Nuclear Weapons

Beyond Nuclear advocates for the elimination of all nuclear weapons and argues that removing them can only make us safer, not more vulnerable. The expansion of commercial nuclear power across the globe only increases the chance that more nuclear weapons will be built and is counterproductive to disarmament. We also cover nuclear weapons issues on our international site, Beyond Nuclear International.


Entries by admin (410)


The madness of nuclear power in Saudi Arabia

U.S. Energy Secretary Rick Perry (with sword), alongside Saudi energy ministerOne year has passed since the brutal murder, and macabre dismemberment, of Washington Post columnist Jamal Khashoggi, at the Saudi Arabian consulate in Istanbal, Turkey, at the hands of a high-level Saudi regime death squad. Official U.S. and United Nations reports implicate Saudi Crown Prince Mohammad bin Salman in having ordered the assassination. The genocidal Saudi-led war and siege of Yemen continues, with Houthi rebel attacks igniting Saudi oil fields deep within the country, and causing recent large-scale Saudi coalition casualties at the front lines on its border. Is this a place where nuclear power plants should be built? Bennett Ramberg warned in 1985 that nuclear power plants could serve as pre-deployed weapons for an enemy, if they chose to attack them, veritable dirty bombs of immense size. In fact, Houthi forces previously fired a warning shot across the bow at a pre-operational nuclear plant in United Arab Emirates; the atomic reactor has since fired up, unfortunately. Nobel Peace Prize winner Mohamed ElBaradei, while still serving as Director General of the International Atomic Energy Agency, warned that the reason Middle Eastern countries like Saudi Arabia were pursuing nuclear power, was in order to have a pathway to nuclear weapons, if they chose to use it that way. In fact, MBS has admitted as much on a CBS "60 Minutes" interview. Despite the inherent risk that uranium enrichment and/or plutonium reprocessing can be used for nuclear weapons production, the Trump administration has continuously tried to do end runs around congressional safeguards against nuclear weapons proliferation, in order to transfer U.S. nuclear technology and know how to Saudi Arabia. U.S. Rep. Elijah Cummings, chairman of the House Government Oversight Committee, has reported that corporate and personal greed are a prime motivation, despite the risks. Scandalously, the same Canadian firm that bailed out Jared Kushner's family from its billion dollar, bad real estate investment at 666 5th Avenue in Manhattan, also owns Westinghouse Nuclear, which is vying to sell atomic reactors to Saudi Arabia; Kushner has been Trump's point person in all things Saudi Arabian.

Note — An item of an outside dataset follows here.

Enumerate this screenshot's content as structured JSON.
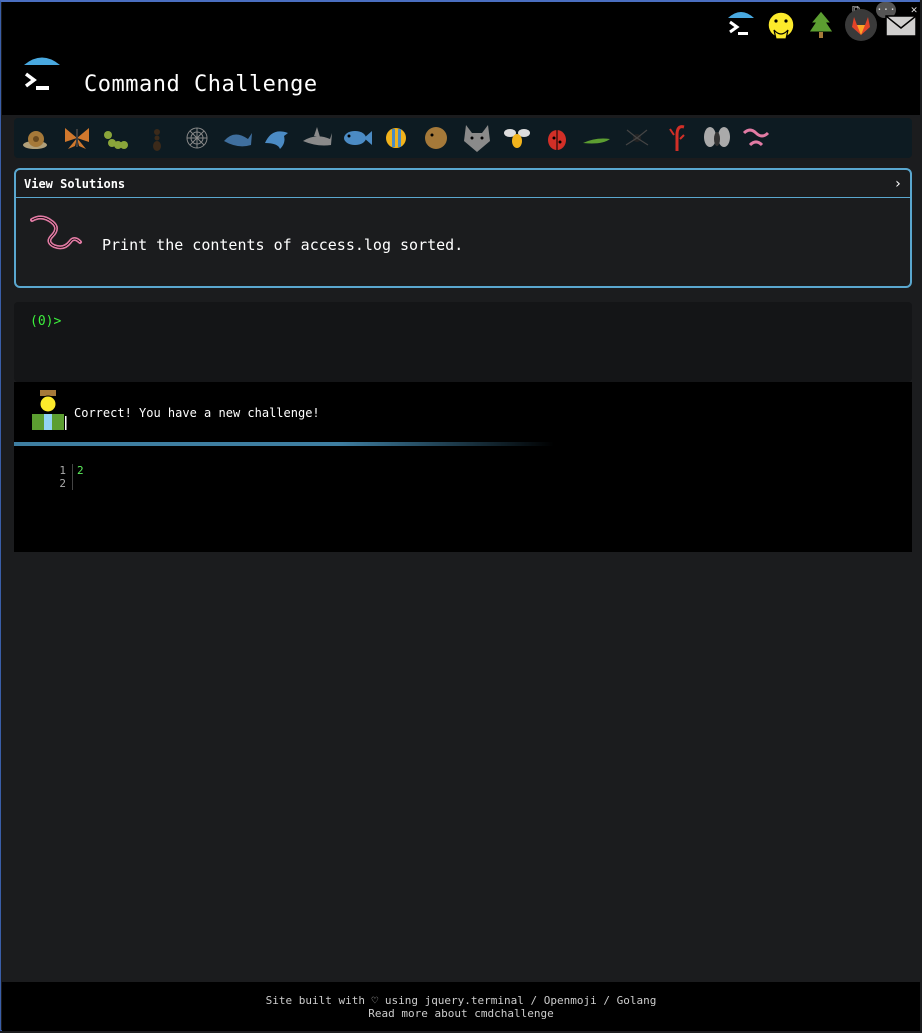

But Trump's Energy Secretary, Rick Perry, has also met with his Saudi counterparts, regarding nuclear commerce, including recently (see photo, above left, of Perry in Saudi-style robe, holding a sword, shown with Saudi Minister of Energy, Khalid al-Falih; Perry is now implicated in the Trump impeachment inquiry as well, as reported by the Washington Post, having led the Trump administration delegation to Ukrainian President Zelensky's inauguration.) As decades-long, leading congressional nuclear watchdog, U.S. Senator Ed Markey (D-MA), pointed out a decade ago, "Saudi Arabia is the Saudi Arabia of solar power!" Nuclear power makes no sense there, from a safety, security, and non-proliferation perspective. Saudi nuclear power risks an arms race with Israel (which already has nuclear weapons), Iran (there are fears it could use its nuclear power industry to break out into nuclear weapons production), and perhaps other countries. As U.S. Representative Brad Sherman (D-CA) has put it, "A country that can't be trusted with a bone saw shouldn't be trusted with nuclear weapons."

Politico: "Democrats Turn Eye to [Energy Secretary] Rick Perry in Ukrainian Probe"

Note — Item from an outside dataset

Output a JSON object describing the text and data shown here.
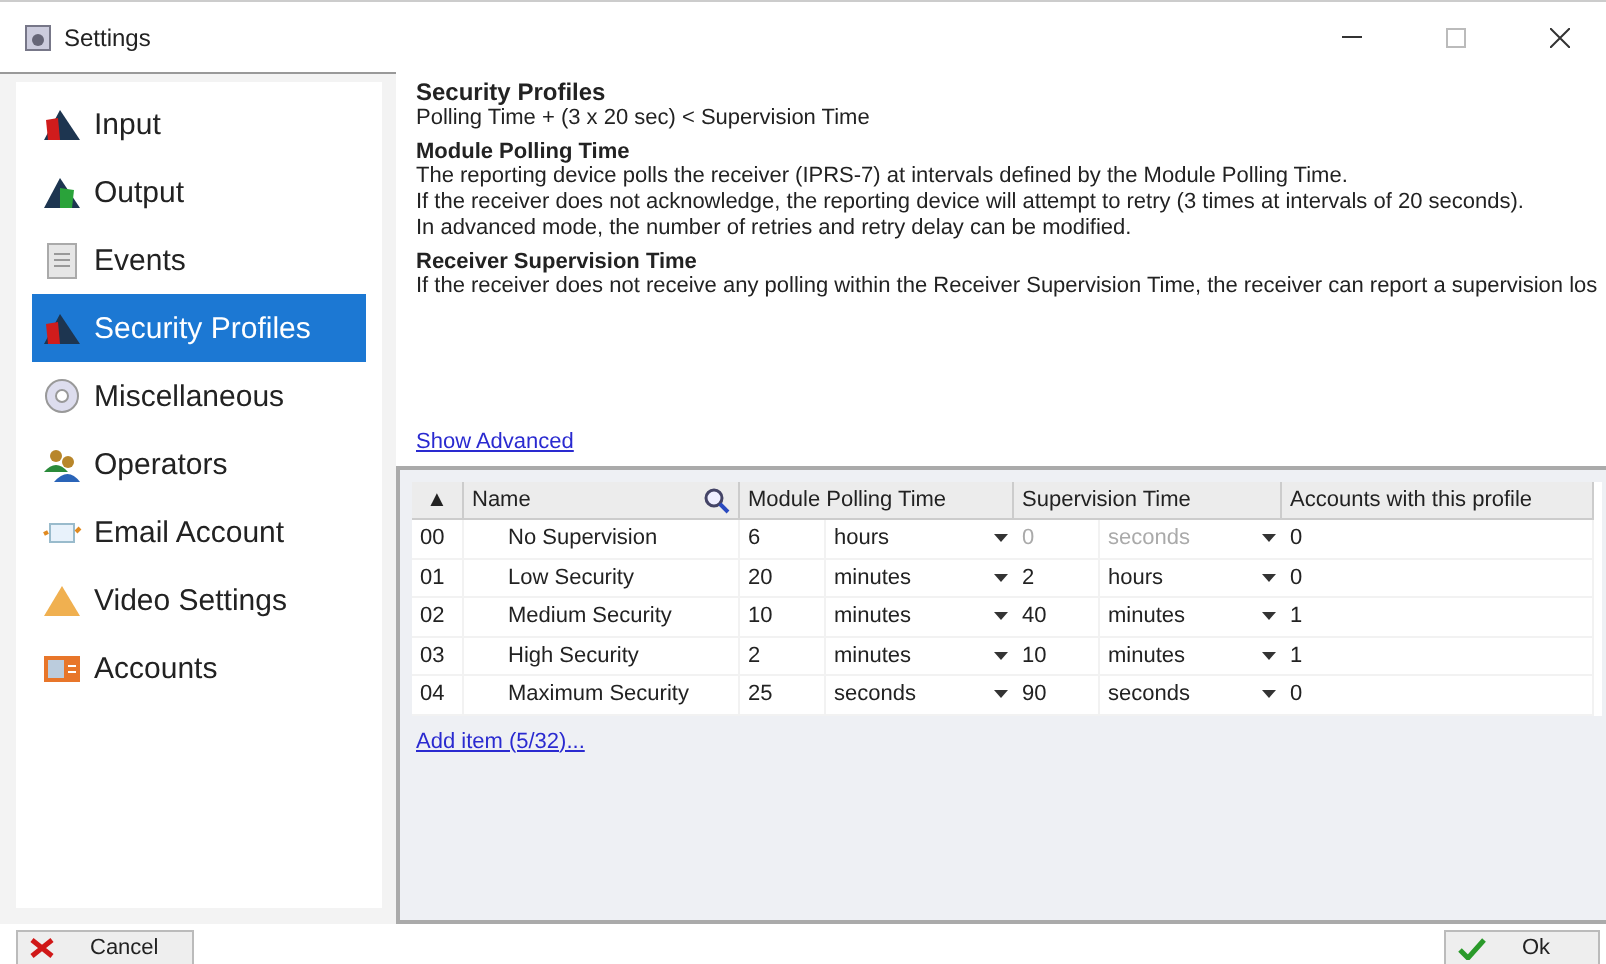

As reported by Politico in an article entitled "Democrats Turn Eye to Rick Perry in Ukrainian Probe":

The former Texas governor has been a regular visitor to Saudi Arabia, where he traveled in 2017 to persuade the Kingdom to partner with the U.S. rather than Russia or China to develop two nuclear reactors. That effort came as the Trump administration continued to seek close ties with the Saudis, despite intelligence linking them to the death of dissident and Washington Post columnist Jamal Khashoggi last October.


Pit-making plans draw threat of a lawsuit


Watchdogs Issue Second Demand to NNSA for Nation-Wide Environmental Review of Expanded Plutonium Pit Production


Trump Talk: using nuclear weapons on hurricanes